Three thousand miles away, in Clovis, California, Dave McDonald, the CEO of Pelco, Inc. (Pelco makes all those surveillance cameras we see everywhere) was deeply affected by the overwhelming loss of firefighters, law enforcement officers, soldiers, and the innocent passengers of the fated air craft. He resolved to help in any way he could. His company supplied the cameras that where initially used in the search of the rubble.
But Dave wanted to do more. He decided to build a memorial to those who sacrificed their lives. But he wanted to let the friends and families of the victims know that California cared about their lost loved ones and he wanted to honor those victims be remembering their families. So he invited survivors their families, and the families of those who had been lost, to attend the dedication ceremony at his expense. Dave ultimately paid the way for 1,150 New York Police Officers, Firefighters, Port Authority Officers and others to fly to Fresno via a chartered Boeing 747 and other commercial flights. A huge dedication ceremony was planned with California Highway Patrol, Fresno Sheriff and Fresno Police officers, Clovis Police officers and various California government officials and celebrities. The general public was invited. The ceremony on March 13th was a time for remembrance. Pelco continues to maintain a museum on site of artifacts and photos from the terrorist attacks.
Today it was only fitting that Kenny and I went to the Pelco Memorial and witnessed the laying of a wreath to honor those who lived through that day and those who died that day, never knowing why or who was behind it. My prayers are with them all.
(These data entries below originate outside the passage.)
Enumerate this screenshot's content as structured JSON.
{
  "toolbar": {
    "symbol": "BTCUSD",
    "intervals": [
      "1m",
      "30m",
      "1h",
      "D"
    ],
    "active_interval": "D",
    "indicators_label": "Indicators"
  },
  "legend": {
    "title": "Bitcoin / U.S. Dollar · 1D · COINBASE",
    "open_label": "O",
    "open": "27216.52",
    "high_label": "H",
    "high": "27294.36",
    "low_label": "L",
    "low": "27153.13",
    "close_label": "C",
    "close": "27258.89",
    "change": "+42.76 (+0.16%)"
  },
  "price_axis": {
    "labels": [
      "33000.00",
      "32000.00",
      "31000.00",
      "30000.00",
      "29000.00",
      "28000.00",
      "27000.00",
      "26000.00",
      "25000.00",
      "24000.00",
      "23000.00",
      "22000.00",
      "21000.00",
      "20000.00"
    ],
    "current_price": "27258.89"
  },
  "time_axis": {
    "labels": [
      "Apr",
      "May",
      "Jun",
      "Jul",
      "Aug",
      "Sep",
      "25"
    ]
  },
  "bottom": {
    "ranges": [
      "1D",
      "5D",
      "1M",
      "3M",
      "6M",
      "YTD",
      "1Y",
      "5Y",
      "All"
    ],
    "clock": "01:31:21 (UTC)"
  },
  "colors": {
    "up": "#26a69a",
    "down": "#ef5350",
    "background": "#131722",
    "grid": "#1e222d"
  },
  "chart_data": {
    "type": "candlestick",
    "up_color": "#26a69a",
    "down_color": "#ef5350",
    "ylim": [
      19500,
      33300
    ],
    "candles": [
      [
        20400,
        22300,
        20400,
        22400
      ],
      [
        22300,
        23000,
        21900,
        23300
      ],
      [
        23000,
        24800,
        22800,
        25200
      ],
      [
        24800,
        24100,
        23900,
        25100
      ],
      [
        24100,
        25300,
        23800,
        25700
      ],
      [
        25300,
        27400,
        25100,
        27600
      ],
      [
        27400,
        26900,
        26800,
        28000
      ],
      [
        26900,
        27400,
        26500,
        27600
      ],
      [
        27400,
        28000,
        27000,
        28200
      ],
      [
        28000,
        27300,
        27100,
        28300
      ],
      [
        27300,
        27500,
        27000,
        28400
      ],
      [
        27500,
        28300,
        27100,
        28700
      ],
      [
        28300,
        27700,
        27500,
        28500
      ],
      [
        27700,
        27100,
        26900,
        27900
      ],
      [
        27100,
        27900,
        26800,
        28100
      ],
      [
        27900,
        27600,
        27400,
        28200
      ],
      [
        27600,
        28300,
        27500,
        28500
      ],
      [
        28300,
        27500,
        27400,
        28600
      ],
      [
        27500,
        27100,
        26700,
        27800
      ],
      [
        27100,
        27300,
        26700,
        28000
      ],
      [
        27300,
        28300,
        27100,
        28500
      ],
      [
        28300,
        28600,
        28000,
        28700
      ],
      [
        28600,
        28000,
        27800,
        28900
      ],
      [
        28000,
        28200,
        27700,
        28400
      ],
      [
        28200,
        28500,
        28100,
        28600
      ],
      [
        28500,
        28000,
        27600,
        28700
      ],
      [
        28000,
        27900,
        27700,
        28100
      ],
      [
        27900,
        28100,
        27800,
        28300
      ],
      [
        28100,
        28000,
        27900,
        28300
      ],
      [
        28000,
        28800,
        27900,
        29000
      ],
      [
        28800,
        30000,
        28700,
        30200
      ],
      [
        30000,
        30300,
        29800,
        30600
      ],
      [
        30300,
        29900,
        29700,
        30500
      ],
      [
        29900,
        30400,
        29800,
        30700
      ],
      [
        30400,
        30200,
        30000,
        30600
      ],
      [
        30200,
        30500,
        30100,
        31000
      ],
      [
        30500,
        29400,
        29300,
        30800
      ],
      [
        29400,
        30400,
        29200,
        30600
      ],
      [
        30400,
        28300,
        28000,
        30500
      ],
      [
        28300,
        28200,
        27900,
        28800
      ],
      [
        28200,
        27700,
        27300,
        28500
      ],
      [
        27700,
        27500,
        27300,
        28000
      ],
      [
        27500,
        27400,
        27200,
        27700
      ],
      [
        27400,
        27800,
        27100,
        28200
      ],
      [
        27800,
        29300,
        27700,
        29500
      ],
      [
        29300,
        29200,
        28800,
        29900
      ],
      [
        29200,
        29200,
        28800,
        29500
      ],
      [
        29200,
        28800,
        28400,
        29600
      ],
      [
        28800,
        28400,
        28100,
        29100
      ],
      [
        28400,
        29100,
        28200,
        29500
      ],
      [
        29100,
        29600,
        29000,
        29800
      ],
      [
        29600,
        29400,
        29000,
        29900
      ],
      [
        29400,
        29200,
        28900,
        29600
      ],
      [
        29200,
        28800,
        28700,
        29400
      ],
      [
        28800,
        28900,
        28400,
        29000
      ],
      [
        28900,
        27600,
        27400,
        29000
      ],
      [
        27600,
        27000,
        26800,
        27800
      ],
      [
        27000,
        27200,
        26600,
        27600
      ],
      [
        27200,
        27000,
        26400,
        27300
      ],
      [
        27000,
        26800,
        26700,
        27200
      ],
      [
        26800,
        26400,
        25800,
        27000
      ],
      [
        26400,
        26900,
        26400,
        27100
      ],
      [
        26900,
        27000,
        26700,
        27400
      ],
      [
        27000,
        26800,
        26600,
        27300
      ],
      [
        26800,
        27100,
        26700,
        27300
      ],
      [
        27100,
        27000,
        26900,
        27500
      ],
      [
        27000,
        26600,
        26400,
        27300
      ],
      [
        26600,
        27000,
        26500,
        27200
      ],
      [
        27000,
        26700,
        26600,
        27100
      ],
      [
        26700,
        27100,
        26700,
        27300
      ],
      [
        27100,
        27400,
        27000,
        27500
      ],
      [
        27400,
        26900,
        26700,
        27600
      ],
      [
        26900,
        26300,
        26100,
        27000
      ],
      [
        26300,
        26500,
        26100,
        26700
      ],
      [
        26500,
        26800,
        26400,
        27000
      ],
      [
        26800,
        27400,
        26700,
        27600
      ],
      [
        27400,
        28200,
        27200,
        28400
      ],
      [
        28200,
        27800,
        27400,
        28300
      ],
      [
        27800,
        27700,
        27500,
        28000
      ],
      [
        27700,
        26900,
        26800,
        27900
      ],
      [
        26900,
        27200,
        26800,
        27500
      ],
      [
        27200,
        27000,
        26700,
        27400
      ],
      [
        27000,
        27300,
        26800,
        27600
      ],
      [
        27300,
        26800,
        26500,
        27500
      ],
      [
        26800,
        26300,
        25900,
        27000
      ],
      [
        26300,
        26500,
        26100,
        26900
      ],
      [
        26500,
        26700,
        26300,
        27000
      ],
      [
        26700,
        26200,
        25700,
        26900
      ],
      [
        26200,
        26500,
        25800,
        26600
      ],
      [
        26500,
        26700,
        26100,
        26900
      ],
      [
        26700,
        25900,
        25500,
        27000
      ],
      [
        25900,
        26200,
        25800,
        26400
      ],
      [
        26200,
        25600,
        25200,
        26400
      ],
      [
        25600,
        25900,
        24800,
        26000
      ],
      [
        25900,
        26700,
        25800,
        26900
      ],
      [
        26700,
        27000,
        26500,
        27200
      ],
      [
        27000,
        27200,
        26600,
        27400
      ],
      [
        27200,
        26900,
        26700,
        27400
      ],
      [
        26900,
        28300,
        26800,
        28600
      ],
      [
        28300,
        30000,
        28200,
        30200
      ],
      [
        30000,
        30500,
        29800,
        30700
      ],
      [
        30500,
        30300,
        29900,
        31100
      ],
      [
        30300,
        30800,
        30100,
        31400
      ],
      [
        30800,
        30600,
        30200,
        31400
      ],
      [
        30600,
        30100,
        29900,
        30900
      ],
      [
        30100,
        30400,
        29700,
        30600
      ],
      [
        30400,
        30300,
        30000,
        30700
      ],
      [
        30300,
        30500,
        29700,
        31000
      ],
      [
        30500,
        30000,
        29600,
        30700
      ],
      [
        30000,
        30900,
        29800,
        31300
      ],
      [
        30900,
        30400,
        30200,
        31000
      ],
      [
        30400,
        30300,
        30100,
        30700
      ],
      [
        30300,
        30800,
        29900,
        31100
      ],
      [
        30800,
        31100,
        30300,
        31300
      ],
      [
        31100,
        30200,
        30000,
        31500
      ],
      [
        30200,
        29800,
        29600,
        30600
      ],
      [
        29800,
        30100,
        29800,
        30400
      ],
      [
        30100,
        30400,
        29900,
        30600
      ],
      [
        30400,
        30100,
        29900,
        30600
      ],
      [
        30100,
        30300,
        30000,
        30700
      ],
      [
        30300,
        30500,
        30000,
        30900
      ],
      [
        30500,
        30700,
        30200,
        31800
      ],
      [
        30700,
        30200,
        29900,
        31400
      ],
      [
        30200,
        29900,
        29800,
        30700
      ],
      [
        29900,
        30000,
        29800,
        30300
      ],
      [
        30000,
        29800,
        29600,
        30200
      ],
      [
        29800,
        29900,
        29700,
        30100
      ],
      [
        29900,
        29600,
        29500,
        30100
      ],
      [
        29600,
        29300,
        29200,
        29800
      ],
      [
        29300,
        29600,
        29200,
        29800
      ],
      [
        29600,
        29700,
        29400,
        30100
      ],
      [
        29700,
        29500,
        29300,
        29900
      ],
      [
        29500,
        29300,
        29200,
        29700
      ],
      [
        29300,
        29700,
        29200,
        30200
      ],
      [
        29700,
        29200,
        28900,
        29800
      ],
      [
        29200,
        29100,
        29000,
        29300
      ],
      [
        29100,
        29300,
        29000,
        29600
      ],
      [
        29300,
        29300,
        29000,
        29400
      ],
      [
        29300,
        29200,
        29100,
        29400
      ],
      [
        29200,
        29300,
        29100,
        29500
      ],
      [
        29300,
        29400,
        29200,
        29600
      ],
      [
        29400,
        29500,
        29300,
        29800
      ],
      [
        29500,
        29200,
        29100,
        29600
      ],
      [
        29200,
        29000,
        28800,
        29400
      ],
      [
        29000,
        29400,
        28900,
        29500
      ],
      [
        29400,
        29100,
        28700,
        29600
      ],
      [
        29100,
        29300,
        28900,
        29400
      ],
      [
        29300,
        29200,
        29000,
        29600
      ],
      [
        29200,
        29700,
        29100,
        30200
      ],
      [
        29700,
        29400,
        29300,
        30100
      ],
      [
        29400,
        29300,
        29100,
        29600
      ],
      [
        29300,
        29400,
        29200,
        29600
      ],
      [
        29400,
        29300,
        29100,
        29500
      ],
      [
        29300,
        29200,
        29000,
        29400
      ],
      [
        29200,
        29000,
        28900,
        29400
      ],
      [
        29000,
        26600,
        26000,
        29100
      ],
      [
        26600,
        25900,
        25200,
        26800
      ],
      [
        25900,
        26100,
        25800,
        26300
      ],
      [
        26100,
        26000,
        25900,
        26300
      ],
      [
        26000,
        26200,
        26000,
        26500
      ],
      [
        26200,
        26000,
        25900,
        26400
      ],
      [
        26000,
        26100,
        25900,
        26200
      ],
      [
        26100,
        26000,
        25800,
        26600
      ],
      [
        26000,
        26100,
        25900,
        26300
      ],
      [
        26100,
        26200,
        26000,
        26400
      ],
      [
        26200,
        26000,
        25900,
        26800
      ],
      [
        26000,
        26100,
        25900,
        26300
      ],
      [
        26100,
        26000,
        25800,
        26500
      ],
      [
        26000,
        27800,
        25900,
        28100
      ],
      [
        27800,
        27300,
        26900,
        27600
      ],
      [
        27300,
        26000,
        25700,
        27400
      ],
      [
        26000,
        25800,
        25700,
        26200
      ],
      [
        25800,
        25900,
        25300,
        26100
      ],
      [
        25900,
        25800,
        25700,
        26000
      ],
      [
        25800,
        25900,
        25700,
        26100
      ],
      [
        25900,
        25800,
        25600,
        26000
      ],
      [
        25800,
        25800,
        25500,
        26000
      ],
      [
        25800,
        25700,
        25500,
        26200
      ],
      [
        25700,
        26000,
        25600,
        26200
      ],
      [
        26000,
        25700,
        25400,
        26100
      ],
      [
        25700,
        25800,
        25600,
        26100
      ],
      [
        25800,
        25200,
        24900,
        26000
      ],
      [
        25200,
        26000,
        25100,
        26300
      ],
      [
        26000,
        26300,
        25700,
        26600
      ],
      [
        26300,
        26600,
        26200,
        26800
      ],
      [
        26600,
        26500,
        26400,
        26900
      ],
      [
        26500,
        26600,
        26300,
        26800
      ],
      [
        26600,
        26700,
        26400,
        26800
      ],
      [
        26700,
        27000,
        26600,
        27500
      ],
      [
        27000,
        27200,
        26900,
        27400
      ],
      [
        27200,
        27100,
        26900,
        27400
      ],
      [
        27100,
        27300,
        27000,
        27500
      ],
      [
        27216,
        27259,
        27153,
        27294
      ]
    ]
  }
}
3 comments:

Yarnhog said...

What a moving post. It seems everyone knows someone who was directly affected.

Suzanne said...

Wow, what a wonderful post. It brought tears to my eyes. Its so hard to comprehend what happened. All those innocent people.

CatBookMom said...

My heart is hurting right now, after reading your lovely post about John's experience. Thank you for writing it. It was truly a miracle that so many of the people in the Towers survived.